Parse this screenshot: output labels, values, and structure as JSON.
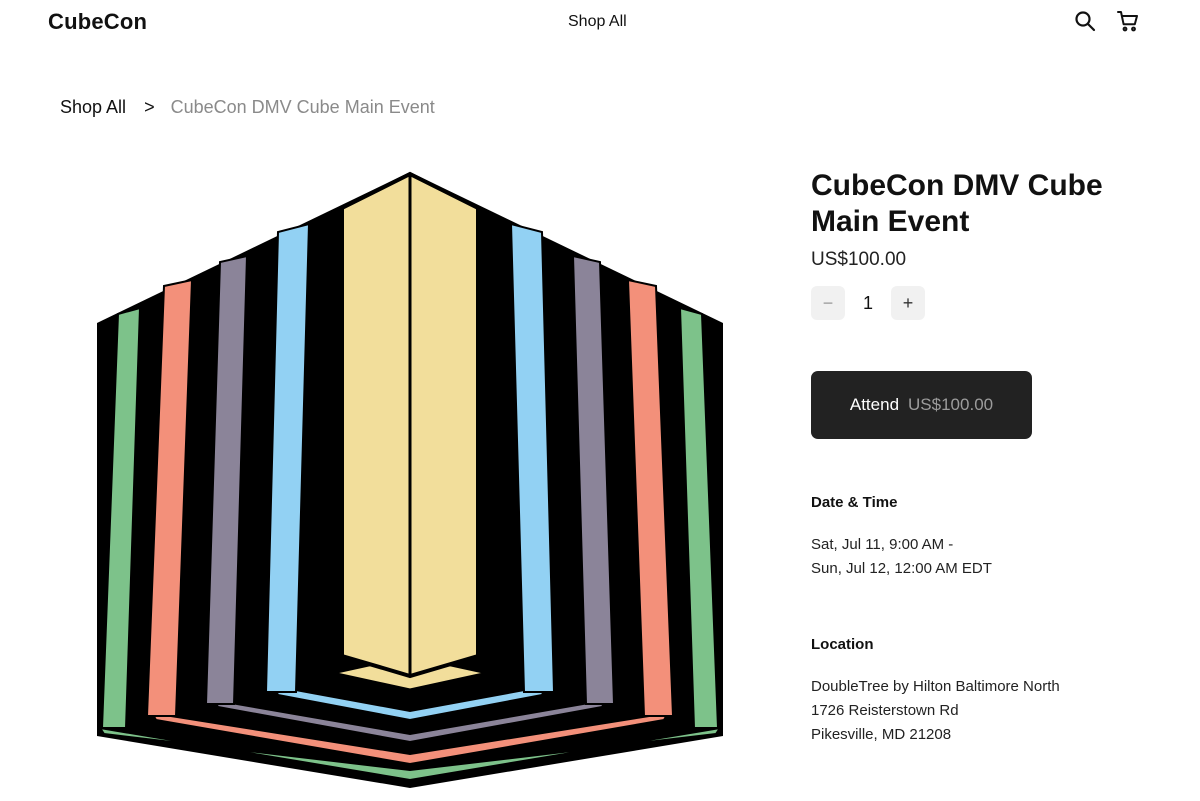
{
  "header": {
    "logo": "CubeCon",
    "nav_link": "Shop All",
    "search_icon": "search-icon",
    "cart_icon": "cart-icon"
  },
  "breadcrumb": {
    "parent": "Shop All",
    "separator": ">",
    "current": "CubeCon DMV Cube Main Event"
  },
  "product": {
    "title": "CubeCon DMV Cube Main Event",
    "price": "US$100.00",
    "quantity": "1",
    "decrement_symbol": "−",
    "increment_symbol": "+",
    "attend_label": "Attend",
    "attend_price": "US$100.00",
    "date_time_heading": "Date & Time",
    "date_time_lines": [
      "Sat, Jul 11, 9:00 AM -",
      "Sun, Jul 12, 12:00 AM EDT"
    ],
    "location_heading": "Location",
    "location_lines": [
      "DoubleTree by Hilton Baltimore North",
      "1726 Reisterstown Rd",
      "Pikesville, MD 21208"
    ]
  },
  "colors": {
    "button_bg": "#222222",
    "cube_yellow": "#f2de9b",
    "cube_blue": "#92d1f3",
    "cube_purple": "#8b8499",
    "cube_salmon": "#f3907a",
    "cube_green": "#7dc28a"
  }
}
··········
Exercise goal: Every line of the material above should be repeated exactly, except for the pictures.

Reply to the task:
Parse this screenshot: output labels, values, and structure as JSON.
{
  "header": {
    "logo": "CubeCon",
    "nav_link": "Shop All",
    "search_icon": "search-icon",
    "cart_icon": "cart-icon"
  },
  "breadcrumb": {
    "parent": "Shop All",
    "separator": ">",
    "current": "CubeCon DMV Cube Main Event"
  },
  "product": {
    "title": "CubeCon DMV Cube Main Event",
    "price": "US$100.00",
    "quantity": "1",
    "decrement_symbol": "−",
    "increment_symbol": "+",
    "attend_label": "Attend",
    "attend_price": "US$100.00",
    "date_time_heading": "Date & Time",
    "date_time_lines": [
      "Sat, Jul 11, 9:00 AM -",
      "Sun, Jul 12, 12:00 AM EDT"
    ],
    "location_heading": "Location",
    "location_lines": [
      "DoubleTree by Hilton Baltimore North",
      "1726 Reisterstown Rd",
      "Pikesville, MD 21208"
    ]
  },
  "colors": {
    "button_bg": "#222222",
    "cube_yellow": "#f2de9b",
    "cube_blue": "#92d1f3",
    "cube_purple": "#8b8499",
    "cube_salmon": "#f3907a",
    "cube_green": "#7dc28a"
  }
}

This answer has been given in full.